7. Blocs of Justices. While I believe that the Court will be able to generate a majority opinion in Heller, I suspect that the Justices will use concurring and/or dissenting opinions to express different views on how to interpret the right to arms.Prof. O'Shea opines on several aspects of the case that the Court might address (or not address), including the level of scrutiny that applies to Second Amendment issues, the post-Heller status of the Court's 1939 Miller decision, and incorporation (that is, whether the Second Amendment applies to the states, or only to the federal government).
I expect Justices Scalia and Thomas to take a strong pro-rights stance, endorsing a version of Miller than gives broad protection to those militia-useful firearms that are commonly owned by Americans today, and protects both civic and private purposes.
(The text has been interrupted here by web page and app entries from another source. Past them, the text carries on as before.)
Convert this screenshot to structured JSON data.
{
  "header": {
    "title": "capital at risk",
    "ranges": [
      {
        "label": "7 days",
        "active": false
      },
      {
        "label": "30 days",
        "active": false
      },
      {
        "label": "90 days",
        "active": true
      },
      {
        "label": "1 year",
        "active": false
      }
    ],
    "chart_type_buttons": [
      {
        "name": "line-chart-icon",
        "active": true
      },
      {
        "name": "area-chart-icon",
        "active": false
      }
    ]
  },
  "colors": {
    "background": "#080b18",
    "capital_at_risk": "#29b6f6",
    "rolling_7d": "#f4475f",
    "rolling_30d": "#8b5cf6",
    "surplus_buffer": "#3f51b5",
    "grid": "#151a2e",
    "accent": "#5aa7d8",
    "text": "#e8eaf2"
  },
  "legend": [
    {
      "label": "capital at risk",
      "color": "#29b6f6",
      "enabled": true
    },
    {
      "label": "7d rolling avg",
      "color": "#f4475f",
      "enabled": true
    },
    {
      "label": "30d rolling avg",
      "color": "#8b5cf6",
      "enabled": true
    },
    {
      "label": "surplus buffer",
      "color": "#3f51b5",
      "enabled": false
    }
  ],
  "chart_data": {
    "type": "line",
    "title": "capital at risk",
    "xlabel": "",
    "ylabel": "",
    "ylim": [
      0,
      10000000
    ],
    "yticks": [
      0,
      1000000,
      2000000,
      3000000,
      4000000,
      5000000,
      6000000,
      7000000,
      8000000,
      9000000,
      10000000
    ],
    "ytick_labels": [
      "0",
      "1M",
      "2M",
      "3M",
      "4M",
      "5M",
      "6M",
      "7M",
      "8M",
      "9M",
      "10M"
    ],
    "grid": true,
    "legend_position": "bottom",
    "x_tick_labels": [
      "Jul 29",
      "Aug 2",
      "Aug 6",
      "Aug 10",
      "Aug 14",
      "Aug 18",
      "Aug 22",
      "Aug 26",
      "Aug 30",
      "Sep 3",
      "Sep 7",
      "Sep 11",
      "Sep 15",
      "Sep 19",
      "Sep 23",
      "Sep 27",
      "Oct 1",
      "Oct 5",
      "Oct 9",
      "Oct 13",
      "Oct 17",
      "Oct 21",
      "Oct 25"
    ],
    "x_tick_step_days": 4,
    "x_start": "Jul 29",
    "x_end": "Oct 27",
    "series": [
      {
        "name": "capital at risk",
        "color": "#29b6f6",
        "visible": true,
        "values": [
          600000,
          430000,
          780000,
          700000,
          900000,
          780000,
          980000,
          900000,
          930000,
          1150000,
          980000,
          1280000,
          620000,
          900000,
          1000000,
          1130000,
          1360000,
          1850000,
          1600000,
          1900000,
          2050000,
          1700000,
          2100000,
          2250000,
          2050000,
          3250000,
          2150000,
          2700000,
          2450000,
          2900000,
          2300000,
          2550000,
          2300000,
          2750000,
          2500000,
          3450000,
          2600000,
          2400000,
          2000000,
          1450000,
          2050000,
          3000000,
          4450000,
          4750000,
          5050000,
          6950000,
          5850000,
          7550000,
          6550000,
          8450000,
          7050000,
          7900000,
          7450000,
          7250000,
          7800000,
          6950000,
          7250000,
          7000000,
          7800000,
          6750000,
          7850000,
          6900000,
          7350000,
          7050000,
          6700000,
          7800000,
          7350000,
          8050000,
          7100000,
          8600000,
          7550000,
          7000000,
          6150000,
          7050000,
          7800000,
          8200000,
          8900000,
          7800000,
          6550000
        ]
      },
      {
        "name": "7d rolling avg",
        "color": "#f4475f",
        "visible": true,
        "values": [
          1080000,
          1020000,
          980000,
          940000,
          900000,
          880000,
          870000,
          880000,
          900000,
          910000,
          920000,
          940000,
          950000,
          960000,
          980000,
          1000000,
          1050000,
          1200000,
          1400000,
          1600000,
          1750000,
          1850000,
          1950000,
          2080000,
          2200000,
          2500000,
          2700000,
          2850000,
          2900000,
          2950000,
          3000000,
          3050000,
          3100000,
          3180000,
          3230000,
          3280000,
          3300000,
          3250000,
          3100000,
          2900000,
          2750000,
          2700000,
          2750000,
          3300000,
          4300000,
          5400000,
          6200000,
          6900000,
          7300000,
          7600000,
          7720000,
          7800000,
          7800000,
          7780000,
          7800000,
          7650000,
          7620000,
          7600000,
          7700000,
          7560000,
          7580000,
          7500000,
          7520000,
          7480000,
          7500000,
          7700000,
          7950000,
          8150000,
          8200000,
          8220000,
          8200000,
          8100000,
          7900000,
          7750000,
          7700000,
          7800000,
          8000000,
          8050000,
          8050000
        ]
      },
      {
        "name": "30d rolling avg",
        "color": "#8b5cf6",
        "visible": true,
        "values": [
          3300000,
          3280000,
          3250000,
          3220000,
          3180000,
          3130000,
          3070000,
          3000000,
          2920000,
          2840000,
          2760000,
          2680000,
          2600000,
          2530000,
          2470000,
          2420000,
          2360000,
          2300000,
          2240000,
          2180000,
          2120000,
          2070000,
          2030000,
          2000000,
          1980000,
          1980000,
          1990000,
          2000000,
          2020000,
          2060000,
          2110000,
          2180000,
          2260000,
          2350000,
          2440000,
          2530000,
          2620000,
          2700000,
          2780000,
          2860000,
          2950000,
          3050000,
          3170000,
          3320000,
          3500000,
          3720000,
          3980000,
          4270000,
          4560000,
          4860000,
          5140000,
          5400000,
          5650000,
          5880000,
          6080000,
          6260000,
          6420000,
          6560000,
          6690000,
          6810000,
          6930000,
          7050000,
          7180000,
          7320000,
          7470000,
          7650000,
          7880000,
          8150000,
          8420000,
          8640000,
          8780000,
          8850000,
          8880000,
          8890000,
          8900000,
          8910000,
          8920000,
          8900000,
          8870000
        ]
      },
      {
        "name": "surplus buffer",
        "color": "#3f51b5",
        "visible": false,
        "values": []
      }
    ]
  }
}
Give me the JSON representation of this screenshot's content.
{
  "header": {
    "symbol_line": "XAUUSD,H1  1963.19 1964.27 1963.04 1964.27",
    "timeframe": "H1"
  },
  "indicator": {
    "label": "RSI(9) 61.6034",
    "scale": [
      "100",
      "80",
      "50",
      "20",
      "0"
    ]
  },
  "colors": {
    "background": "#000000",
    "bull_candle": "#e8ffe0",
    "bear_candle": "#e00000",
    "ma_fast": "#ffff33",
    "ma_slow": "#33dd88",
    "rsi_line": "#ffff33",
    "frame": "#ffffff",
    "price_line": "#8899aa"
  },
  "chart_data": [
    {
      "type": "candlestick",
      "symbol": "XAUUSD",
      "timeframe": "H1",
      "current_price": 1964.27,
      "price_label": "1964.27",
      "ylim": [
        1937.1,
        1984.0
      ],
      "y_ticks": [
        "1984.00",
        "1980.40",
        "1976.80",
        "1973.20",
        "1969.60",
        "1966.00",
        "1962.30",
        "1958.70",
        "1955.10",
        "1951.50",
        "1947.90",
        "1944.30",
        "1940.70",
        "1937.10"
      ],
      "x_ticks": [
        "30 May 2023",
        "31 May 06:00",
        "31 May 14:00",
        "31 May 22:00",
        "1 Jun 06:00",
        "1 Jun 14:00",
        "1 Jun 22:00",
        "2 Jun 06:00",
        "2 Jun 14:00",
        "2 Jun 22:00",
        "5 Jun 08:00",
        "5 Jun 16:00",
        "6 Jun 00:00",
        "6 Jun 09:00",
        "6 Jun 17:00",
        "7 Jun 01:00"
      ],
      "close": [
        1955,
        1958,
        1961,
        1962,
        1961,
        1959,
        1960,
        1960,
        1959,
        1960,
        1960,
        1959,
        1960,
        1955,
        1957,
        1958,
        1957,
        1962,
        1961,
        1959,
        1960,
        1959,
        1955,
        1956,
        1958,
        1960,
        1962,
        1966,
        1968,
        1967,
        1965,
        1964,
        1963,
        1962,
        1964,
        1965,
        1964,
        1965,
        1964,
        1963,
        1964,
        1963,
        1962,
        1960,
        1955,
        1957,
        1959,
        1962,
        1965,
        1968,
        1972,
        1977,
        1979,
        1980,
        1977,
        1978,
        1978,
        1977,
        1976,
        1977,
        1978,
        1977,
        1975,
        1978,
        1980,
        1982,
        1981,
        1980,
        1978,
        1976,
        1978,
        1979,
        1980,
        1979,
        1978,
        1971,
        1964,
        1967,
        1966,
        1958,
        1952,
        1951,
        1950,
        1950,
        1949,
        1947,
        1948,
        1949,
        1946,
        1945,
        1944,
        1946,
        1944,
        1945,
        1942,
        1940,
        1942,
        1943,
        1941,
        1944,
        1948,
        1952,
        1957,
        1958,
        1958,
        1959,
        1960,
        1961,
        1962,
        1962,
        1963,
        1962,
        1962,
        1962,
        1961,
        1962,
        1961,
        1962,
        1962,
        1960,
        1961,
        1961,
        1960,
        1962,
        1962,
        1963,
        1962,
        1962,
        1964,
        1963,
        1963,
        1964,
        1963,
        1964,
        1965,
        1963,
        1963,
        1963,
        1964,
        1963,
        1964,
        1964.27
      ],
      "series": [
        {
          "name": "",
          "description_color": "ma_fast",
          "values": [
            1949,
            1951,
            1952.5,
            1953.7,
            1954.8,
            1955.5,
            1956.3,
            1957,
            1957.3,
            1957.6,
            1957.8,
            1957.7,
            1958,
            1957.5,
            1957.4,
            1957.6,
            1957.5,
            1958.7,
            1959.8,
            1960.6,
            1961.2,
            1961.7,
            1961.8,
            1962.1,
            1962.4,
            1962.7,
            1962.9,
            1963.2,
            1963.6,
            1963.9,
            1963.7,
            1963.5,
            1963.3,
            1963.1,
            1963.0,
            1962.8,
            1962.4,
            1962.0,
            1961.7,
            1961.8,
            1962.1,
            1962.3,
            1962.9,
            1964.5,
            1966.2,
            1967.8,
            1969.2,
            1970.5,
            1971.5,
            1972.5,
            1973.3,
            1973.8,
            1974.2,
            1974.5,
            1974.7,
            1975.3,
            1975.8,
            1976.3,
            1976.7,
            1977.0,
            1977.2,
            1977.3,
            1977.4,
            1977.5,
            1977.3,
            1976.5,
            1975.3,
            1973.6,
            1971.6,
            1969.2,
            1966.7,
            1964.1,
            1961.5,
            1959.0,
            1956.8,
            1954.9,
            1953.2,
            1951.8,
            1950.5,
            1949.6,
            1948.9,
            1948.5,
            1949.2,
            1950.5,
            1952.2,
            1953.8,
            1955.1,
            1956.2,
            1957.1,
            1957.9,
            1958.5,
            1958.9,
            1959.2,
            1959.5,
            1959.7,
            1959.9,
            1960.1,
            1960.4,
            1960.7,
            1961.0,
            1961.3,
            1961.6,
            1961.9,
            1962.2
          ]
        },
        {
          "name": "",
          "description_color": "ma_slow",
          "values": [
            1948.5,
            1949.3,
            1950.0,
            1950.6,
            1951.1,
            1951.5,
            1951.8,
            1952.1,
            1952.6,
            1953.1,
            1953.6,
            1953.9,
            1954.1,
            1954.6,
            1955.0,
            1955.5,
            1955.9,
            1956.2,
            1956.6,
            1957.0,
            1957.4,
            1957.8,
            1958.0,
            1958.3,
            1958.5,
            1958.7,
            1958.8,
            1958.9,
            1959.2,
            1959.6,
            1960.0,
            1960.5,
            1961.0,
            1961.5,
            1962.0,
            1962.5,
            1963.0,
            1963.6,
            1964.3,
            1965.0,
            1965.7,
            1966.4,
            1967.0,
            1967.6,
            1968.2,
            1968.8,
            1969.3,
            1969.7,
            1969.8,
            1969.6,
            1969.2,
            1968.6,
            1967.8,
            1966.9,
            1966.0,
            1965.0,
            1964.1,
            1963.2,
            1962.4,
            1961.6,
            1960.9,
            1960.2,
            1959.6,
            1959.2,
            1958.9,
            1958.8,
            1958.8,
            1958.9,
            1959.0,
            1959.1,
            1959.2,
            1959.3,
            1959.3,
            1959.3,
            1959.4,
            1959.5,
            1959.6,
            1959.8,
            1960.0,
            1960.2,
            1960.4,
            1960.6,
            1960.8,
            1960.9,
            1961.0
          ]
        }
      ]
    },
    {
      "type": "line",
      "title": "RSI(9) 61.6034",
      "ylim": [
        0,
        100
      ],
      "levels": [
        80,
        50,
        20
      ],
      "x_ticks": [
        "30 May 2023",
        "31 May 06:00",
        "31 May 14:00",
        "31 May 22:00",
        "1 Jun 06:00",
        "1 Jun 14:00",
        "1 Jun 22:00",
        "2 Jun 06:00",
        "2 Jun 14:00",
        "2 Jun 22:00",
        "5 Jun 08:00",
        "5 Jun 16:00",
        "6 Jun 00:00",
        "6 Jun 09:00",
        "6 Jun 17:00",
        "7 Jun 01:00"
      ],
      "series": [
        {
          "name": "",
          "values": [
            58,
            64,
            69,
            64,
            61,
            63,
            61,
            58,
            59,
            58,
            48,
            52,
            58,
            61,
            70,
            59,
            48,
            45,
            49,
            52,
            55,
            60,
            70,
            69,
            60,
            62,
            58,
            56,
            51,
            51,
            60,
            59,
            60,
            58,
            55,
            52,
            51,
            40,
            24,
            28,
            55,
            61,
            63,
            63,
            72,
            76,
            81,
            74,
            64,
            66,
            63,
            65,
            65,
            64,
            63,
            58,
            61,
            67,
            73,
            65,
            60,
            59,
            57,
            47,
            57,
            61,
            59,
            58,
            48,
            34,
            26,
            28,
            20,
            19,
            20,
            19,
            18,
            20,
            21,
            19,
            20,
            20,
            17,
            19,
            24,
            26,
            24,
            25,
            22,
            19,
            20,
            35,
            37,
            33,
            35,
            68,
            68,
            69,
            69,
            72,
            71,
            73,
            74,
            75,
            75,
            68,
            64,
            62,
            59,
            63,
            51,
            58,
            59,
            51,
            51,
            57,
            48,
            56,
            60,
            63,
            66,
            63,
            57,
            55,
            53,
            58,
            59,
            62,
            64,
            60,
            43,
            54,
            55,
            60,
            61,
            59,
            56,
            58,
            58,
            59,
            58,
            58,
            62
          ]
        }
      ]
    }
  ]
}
I think Justice Kennedy (possibly joined by Chief Justice Roberts and Justice Alito) is likely to endorse a conception of the right to arms that distances itself from Miller, and focuses more narrowly on private purposes. This might allow legislatures somewhat more latitude to regulate the types of firearms owned than the than the view I’m (tentiatively) ascribing to Scalia, Thomas, and Miller. But it would still require government to respect a range of traditional uses for private arms, definitely including self-defense, and possibly hunting and recreation as well. I predict either Justice Kennedy or Chief Justice Roberts will write the Court’s opinion, and this bloc’s view of the Second Amendment is likely to govern the case.
In oral argument, Justice Breyer seemed interested in a conception of the right to arms that would protect individual arms ownership to some degree, but would focus tightly on civic purposes, and therefore allow potential militiamen to keep ordinary rifles and shotguns in order to practice with them. However, it seemed that Breyer’s conception would not give much weight to private purposes for arms ownership, such as self-defense. Justice Ginsburg’s views were hard to ascertain in the oral argument, but if forced to guess, I think she may embrace Justice Breyer’s view.
Finally, Justice Stevens seemed to support the formerly received, 1970s-vintage view of the Second Amendment, under which it protects no sort of individual right to possess arms that is enforceable apart from the say-so of a state government and an organized state military force. Justice Souter’s unrelentingly negative questioning in oral argument leads me to think he will join Justice Stevens’s view.
Read the rest of his observations here.